───── DATASET EXCERPTS
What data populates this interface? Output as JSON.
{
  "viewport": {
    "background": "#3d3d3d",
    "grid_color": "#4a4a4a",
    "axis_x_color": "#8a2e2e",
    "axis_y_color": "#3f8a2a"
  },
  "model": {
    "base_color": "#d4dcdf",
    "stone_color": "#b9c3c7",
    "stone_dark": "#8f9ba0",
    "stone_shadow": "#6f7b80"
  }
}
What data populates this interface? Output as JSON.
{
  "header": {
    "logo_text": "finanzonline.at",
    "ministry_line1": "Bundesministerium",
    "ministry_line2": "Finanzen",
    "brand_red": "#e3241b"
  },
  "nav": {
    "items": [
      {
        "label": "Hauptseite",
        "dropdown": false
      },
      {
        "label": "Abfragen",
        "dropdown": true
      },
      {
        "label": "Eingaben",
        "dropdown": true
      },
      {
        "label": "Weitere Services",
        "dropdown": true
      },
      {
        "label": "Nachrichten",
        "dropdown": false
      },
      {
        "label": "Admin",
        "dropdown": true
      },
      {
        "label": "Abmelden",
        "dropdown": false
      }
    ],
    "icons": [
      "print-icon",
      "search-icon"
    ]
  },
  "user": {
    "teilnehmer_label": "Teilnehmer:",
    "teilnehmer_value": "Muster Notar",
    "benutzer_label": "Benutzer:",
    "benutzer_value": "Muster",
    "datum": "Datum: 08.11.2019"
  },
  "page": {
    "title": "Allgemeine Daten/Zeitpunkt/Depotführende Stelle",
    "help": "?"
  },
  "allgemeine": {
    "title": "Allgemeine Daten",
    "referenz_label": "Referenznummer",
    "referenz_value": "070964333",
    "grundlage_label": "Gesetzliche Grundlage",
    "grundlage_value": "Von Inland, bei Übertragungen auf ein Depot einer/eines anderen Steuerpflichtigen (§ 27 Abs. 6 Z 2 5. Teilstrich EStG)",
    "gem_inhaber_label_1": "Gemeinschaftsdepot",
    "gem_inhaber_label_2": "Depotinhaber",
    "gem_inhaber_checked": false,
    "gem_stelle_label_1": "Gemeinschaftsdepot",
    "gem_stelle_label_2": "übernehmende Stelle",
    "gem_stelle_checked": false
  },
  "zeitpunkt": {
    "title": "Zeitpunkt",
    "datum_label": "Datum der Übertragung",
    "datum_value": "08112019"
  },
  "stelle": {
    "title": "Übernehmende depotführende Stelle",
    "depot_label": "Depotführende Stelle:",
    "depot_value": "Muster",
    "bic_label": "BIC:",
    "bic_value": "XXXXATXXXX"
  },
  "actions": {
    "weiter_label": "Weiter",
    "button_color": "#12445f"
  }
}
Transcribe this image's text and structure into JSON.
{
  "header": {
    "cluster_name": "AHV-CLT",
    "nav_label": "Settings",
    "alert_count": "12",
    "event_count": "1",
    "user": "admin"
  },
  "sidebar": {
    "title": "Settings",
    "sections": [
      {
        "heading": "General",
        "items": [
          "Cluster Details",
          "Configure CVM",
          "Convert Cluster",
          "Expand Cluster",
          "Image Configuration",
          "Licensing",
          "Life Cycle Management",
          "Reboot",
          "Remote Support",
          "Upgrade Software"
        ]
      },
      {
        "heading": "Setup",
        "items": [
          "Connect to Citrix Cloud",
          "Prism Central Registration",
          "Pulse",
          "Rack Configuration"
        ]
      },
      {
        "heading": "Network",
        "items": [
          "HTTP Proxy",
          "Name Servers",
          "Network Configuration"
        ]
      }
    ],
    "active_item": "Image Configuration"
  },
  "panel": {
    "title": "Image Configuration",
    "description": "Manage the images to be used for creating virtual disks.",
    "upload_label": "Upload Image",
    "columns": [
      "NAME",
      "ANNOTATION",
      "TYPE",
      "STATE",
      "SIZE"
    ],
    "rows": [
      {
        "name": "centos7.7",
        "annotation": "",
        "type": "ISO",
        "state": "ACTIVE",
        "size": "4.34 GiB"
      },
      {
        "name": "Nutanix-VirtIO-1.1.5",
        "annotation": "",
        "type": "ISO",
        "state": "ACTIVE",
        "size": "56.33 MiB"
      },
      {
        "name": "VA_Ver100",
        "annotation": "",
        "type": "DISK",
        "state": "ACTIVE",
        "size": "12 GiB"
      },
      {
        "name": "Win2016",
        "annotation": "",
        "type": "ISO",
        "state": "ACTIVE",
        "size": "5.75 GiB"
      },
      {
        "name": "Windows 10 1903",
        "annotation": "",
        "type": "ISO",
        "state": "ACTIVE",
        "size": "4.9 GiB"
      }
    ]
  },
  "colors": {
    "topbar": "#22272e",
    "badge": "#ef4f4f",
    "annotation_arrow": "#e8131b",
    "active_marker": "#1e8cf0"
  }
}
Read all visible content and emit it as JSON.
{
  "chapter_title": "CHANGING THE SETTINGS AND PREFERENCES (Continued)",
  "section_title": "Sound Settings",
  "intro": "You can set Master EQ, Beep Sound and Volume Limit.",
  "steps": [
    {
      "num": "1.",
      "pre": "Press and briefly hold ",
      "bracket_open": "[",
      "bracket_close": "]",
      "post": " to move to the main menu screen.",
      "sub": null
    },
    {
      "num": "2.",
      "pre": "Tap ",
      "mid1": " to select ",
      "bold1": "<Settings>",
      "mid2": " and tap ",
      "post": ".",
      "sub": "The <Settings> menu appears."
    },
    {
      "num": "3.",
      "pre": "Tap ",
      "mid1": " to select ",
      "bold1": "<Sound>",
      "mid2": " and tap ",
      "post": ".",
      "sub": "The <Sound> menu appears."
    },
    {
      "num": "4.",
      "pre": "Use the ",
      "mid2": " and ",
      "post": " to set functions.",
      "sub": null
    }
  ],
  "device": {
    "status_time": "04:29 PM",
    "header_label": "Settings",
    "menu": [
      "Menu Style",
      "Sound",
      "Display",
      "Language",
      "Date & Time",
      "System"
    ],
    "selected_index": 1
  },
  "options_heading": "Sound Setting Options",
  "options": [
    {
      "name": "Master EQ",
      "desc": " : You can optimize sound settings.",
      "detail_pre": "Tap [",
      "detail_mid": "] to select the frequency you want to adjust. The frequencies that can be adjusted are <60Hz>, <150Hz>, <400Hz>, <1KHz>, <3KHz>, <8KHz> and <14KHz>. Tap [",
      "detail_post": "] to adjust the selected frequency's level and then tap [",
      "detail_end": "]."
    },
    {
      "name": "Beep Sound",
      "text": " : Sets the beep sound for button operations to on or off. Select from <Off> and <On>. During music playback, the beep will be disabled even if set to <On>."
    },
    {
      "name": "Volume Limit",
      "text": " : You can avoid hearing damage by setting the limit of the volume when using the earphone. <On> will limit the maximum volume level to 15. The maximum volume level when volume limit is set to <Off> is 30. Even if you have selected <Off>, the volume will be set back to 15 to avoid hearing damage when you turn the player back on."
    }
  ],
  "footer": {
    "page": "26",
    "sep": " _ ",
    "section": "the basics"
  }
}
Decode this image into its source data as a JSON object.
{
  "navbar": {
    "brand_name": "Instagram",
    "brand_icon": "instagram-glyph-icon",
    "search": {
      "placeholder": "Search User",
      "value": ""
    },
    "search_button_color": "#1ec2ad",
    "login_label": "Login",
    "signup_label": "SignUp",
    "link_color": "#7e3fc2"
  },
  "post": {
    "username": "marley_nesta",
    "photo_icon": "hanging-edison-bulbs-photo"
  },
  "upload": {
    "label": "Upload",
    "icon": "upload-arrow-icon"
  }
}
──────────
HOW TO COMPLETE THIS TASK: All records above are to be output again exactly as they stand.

EXERCISE RESULT:
What data populates this interface? Output as JSON.
{
  "viewport": {
    "background": "#3d3d3d",
    "grid_color": "#4a4a4a",
    "axis_x_color": "#8a2e2e",
    "axis_y_color": "#3f8a2a"
  },
  "model": {
    "base_color": "#d4dcdf",
    "stone_color": "#b9c3c7",
    "stone_dark": "#8f9ba0",
    "stone_shadow": "#6f7b80"
  }
}
What data populates this interface? Output as JSON.
{
  "header": {
    "logo_text": "finanzonline.at",
    "ministry_line1": "Bundesministerium",
    "ministry_line2": "Finanzen",
    "brand_red": "#e3241b"
  },
  "nav": {
    "items": [
      {
        "label": "Hauptseite",
        "dropdown": false
      },
      {
        "label": "Abfragen",
        "dropdown": true
      },
      {
        "label": "Eingaben",
        "dropdown": true
      },
      {
        "label": "Weitere Services",
        "dropdown": true
      },
      {
        "label": "Nachrichten",
        "dropdown": false
      },
      {
        "label": "Admin",
        "dropdown": true
      },
      {
        "label": "Abmelden",
        "dropdown": false
      }
    ],
    "icons": [
      "print-icon",
      "search-icon"
    ]
  },
  "user": {
    "teilnehmer_label": "Teilnehmer:",
    "teilnehmer_value": "Muster Notar",
    "benutzer_label": "Benutzer:",
    "benutzer_value": "Muster",
    "datum": "Datum: 08.11.2019"
  },
  "page": {
    "title": "Allgemeine Daten/Zeitpunkt/Depotführende Stelle",
    "help": "?"
  },
  "allgemeine": {
    "title": "Allgemeine Daten",
    "referenz_label": "Referenznummer",
    "referenz_value": "070964333",
    "grundlage_label": "Gesetzliche Grundlage",
    "grundlage_value": "Von Inland, bei Übertragungen auf ein Depot einer/eines anderen Steuerpflichtigen (§ 27 Abs. 6 Z 2 5. Teilstrich EStG)",
    "gem_inhaber_label_1": "Gemeinschaftsdepot",
    "gem_inhaber_label_2": "Depotinhaber",
    "gem_inhaber_checked": false,
    "gem_stelle_label_1": "Gemeinschaftsdepot",
    "gem_stelle_label_2": "übernehmende Stelle",
    "gem_stelle_checked": false
  },
  "zeitpunkt": {
    "title": "Zeitpunkt",
    "datum_label": "Datum der Übertragung",
    "datum_value": "08112019"
  },
  "stelle": {
    "title": "Übernehmende depotführende Stelle",
    "depot_label": "Depotführende Stelle:",
    "depot_value": "Muster",
    "bic_label": "BIC:",
    "bic_value": "XXXXATXXXX"
  },
  "actions": {
    "weiter_label": "Weiter",
    "button_color": "#12445f"
  }
}
Transcribe this image's text and structure into JSON.
{
  "header": {
    "cluster_name": "AHV-CLT",
    "nav_label": "Settings",
    "alert_count": "12",
    "event_count": "1",
    "user": "admin"
  },
  "sidebar": {
    "title": "Settings",
    "sections": [
      {
        "heading": "General",
        "items": [
          "Cluster Details",
          "Configure CVM",
          "Convert Cluster",
          "Expand Cluster",
          "Image Configuration",
          "Licensing",
          "Life Cycle Management",
          "Reboot",
          "Remote Support",
          "Upgrade Software"
        ]
      },
      {
        "heading": "Setup",
        "items": [
          "Connect to Citrix Cloud",
          "Prism Central Registration",
          "Pulse",
          "Rack Configuration"
        ]
      },
      {
        "heading": "Network",
        "items": [
          "HTTP Proxy",
          "Name Servers",
          "Network Configuration"
        ]
      }
    ],
    "active_item": "Image Configuration"
  },
  "panel": {
    "title": "Image Configuration",
    "description": "Manage the images to be used for creating virtual disks.",
    "upload_label": "Upload Image",
    "columns": [
      "NAME",
      "ANNOTATION",
      "TYPE",
      "STATE",
      "SIZE"
    ],
    "rows": [
      {
        "name": "centos7.7",
        "annotation": "",
        "type": "ISO",
        "state": "ACTIVE",
        "size": "4.34 GiB"
      },
      {
        "name": "Nutanix-VirtIO-1.1.5",
        "annotation": "",
        "type": "ISO",
        "state": "ACTIVE",
        "size": "56.33 MiB"
      },
      {
        "name": "VA_Ver100",
        "annotation": "",
        "type": "DISK",
        "state": "ACTIVE",
        "size": "12 GiB"
      },
      {
        "name": "Win2016",
        "annotation": "",
        "type": "ISO",
        "state": "ACTIVE",
        "size": "5.75 GiB"
      },
      {
        "name": "Windows 10 1903",
        "annotation": "",
        "type": "ISO",
        "state": "ACTIVE",
        "size": "4.9 GiB"
      }
    ]
  },
  "colors": {
    "topbar": "#22272e",
    "badge": "#ef4f4f",
    "annotation_arrow": "#e8131b",
    "active_marker": "#1e8cf0"
  }
}
Read all visible content and emit it as JSON.
{
  "chapter_title": "CHANGING THE SETTINGS AND PREFERENCES (Continued)",
  "section_title": "Sound Settings",
  "intro": "You can set Master EQ, Beep Sound and Volume Limit.",
  "steps": [
    {
      "num": "1.",
      "pre": "Press and briefly hold ",
      "bracket_open": "[",
      "bracket_close": "]",
      "post": " to move to the main menu screen.",
      "sub": null
    },
    {
      "num": "2.",
      "pre": "Tap ",
      "mid1": " to select ",
      "bold1": "<Settings>",
      "mid2": " and tap ",
      "post": ".",
      "sub": "The <Settings> menu appears."
    },
    {
      "num": "3.",
      "pre": "Tap ",
      "mid1": " to select ",
      "bold1": "<Sound>",
      "mid2": " and tap ",
      "post": ".",
      "sub": "The <Sound> menu appears."
    },
    {
      "num": "4.",
      "pre": "Use the ",
      "mid2": " and ",
      "post": " to set functions.",
      "sub": null
    }
  ],
  "device": {
    "status_time": "04:29 PM",
    "header_label": "Settings",
    "menu": [
      "Menu Style",
      "Sound",
      "Display",
      "Language",
      "Date & Time",
      "System"
    ],
    "selected_index": 1
  },
  "options_heading": "Sound Setting Options",
  "options": [
    {
      "name": "Master EQ",
      "desc": " : You can optimize sound settings.",
      "detail_pre": "Tap [",
      "detail_mid": "] to select the frequency you want to adjust. The frequencies that can be adjusted are <60Hz>, <150Hz>, <400Hz>, <1KHz>, <3KHz>, <8KHz> and <14KHz>. Tap [",
      "detail_post": "] to adjust the selected frequency's level and then tap [",
      "detail_end": "]."
    },
    {
      "name": "Beep Sound",
      "text": " : Sets the beep sound for button operations to on or off. Select from <Off> and <On>. During music playback, the beep will be disabled even if set to <On>."
    },
    {
      "name": "Volume Limit",
      "text": " : You can avoid hearing damage by setting the limit of the volume when using the earphone. <On> will limit the maximum volume level to 15. The maximum volume level when volume limit is set to <Off> is 30. Even if you have selected <Off>, the volume will be set back to 15 to avoid hearing damage when you turn the player back on."
    }
  ],
  "footer": {
    "page": "26",
    "sep": " _ ",
    "section": "the basics"
  }
}
Decode this image into its source data as a JSON object.
{
  "navbar": {
    "brand_name": "Instagram",
    "brand_icon": "instagram-glyph-icon",
    "search": {
      "placeholder": "Search User",
      "value": ""
    },
    "search_button_color": "#1ec2ad",
    "login_label": "Login",
    "signup_label": "SignUp",
    "link_color": "#7e3fc2"
  },
  "post": {
    "username": "marley_nesta",
    "photo_icon": "hanging-edison-bulbs-photo"
  },
  "upload": {
    "label": "Upload",
    "icon": "upload-arrow-icon"
  }
}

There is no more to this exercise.